The Morris Family, James and Joella and their 4 wonderful kids, were so incredibly welcoming and treated us so much like family.  Yes, I know, we are family.  But, we're second cousins and we rarely see each other so some might say that's just an excuse for a free place to stay.  Well, let me tell you I have vivid memories of meeting each of my second cousins when I was little and idolizing them ever since.  They were good-looking, fun, family and lived in a cool place where my Grandpa once lived.  
Now, more than 20 years later and with a child of my own, it was so relieving to feel at home there and that is all thanks to the Morris family. 
Joel and Susan also welcomed us and fed us whenever we could go by, and I sincerely appreciated that, also.
I can't tell you how much it meant for me to feel welcomed and loved by you, thank you so much!

Monday, June 17, 2013

The Light Inside


I walk outside and the sun hurts my eyes.  I have to walk to the mailbox with them half closed but my head still hurts from the bright pavement I look down on.
My apple tastes cool and I’m grateful for the natural sugars it gives my blood.  Why  am I down?
Would the sun not be so bright if I were lighter inside?
How come it takes me so long to walk outside?
A pool a walk away.
A TV mounted to the wall.
Food in our pantry and friends on the screen.
That’s what this is... a dimmer.
Light pushes, slams, forces its way into my body and the darkness is overwhelmed.  
I wish it lasted,
A relationship that I can touch means almost nothing but those that are out of reach I long to be touching.
Is this his biggest trick in the book, make good things seem empty?
Because when I feel like this it’s the bad things that I want to do so I can be full- eat, watch, read, skim, stalk, envy, wish, self-hate, embarrassed, sad.
Am I giving life to death when I write the truth or would it be more dangerous to cover the pain with dishes, laundry, fake smiles and empty words.

It’s crazy.
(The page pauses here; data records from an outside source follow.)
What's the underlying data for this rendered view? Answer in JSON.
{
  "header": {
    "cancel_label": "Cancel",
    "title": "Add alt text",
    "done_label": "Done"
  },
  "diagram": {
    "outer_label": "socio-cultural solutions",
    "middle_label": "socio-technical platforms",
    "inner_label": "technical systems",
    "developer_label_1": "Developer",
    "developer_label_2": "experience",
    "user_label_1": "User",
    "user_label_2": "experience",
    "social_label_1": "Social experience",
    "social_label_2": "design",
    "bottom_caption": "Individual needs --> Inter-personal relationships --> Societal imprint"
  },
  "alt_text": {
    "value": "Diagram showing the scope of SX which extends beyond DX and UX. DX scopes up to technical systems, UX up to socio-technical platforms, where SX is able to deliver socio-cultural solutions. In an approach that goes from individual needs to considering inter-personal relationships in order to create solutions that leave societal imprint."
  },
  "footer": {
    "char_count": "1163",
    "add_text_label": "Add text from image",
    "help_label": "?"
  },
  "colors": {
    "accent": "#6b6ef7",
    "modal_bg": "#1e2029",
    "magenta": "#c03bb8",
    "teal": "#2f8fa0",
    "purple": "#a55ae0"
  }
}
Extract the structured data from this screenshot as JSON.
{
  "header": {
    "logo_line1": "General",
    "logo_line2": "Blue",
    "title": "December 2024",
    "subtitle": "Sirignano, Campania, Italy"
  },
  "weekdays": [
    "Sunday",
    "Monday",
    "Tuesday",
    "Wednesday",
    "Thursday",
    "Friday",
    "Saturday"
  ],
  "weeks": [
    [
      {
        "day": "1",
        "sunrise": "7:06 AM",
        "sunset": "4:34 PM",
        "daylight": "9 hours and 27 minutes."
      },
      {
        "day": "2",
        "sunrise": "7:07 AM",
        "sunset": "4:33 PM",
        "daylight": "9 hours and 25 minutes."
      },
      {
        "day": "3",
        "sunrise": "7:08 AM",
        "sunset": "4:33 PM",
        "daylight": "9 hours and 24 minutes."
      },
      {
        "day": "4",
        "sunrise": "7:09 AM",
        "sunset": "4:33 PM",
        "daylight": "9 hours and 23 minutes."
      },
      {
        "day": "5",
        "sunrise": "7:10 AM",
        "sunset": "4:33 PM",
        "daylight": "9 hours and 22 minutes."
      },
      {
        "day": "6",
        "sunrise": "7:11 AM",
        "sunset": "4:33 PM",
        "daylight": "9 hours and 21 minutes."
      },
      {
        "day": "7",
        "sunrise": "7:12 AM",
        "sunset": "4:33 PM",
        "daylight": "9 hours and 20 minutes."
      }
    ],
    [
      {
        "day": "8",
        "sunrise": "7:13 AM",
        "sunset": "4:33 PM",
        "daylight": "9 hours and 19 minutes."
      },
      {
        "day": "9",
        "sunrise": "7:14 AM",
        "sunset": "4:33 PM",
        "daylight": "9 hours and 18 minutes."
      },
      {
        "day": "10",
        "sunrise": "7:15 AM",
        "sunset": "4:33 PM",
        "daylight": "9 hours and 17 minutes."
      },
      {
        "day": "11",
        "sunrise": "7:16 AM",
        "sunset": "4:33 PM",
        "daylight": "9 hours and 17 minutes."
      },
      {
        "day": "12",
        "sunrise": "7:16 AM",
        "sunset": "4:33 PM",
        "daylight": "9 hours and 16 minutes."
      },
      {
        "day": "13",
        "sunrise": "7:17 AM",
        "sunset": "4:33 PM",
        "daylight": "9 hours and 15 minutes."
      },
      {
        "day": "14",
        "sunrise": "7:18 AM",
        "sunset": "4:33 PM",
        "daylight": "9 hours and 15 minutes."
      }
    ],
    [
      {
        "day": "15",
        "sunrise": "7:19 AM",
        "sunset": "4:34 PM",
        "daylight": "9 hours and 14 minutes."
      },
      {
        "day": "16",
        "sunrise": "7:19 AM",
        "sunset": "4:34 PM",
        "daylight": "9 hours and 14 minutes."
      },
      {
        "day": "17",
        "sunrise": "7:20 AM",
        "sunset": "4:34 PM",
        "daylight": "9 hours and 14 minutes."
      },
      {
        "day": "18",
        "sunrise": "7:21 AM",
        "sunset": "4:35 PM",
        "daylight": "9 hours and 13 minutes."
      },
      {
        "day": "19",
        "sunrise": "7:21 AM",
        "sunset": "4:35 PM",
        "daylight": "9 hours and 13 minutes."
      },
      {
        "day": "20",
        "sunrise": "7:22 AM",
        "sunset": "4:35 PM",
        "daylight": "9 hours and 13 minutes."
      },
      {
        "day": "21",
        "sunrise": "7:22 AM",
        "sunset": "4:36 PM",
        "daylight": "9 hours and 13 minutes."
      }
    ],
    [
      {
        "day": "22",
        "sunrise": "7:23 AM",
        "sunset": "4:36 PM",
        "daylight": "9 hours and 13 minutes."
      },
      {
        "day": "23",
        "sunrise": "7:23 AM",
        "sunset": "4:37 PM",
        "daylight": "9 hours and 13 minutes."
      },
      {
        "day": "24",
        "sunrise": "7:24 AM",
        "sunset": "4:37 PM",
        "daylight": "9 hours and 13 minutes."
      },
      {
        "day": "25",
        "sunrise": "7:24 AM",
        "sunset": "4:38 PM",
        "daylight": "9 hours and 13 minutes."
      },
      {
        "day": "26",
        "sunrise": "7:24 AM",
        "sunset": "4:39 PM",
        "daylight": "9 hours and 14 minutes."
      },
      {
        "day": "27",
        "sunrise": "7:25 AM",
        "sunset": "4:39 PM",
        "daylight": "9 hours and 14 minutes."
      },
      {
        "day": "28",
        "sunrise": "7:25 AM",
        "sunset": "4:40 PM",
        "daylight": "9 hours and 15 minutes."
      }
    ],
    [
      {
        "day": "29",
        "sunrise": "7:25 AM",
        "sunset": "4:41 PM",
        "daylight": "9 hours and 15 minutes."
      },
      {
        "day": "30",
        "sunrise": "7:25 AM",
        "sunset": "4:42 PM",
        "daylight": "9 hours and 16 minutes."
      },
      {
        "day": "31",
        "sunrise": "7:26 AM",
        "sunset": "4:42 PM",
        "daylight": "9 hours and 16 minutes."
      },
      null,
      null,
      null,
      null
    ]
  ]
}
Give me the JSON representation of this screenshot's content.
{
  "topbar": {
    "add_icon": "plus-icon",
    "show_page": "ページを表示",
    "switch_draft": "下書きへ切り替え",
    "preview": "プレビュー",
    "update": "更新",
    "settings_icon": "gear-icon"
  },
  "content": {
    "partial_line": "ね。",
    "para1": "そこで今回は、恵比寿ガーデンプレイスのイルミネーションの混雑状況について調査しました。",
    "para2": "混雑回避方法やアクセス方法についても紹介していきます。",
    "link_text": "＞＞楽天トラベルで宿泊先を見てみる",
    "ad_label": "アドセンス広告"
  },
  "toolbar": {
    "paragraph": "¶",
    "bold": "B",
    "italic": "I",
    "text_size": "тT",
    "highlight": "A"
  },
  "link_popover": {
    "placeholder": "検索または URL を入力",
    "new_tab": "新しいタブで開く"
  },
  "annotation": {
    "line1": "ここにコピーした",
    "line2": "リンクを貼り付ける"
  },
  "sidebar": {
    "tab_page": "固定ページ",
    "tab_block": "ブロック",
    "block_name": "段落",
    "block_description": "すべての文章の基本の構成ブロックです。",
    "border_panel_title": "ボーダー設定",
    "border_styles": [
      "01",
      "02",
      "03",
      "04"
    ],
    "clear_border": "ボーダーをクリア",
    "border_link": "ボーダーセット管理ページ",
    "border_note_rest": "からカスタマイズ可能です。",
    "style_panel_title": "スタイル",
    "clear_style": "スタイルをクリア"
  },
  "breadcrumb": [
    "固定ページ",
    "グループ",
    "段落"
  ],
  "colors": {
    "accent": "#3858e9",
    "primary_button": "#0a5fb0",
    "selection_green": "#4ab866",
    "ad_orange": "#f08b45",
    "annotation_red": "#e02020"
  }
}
The things that keep me alive are all things I can’t even see. Well, one of them I can.
She is here because of me and the man I chose.
She helps me forget the darkness I dread will return.
Her needs come first and my selfishness drowns in her bubble bath.
I can work, smile and laugh sincerely when she’s around.

But, it doesn’t seem right.  To put my whole life in her hands.  I must be able to face this world and on my own two feet stand.
I’m grateful for the reprieve but I promise- for her, him and mostly for me- to use my time to find the ground and welcome the bright pavement more and more.
And, someday I know that when I walk outside my head won’t hurt from squinting because the brightness will match the light inside of me.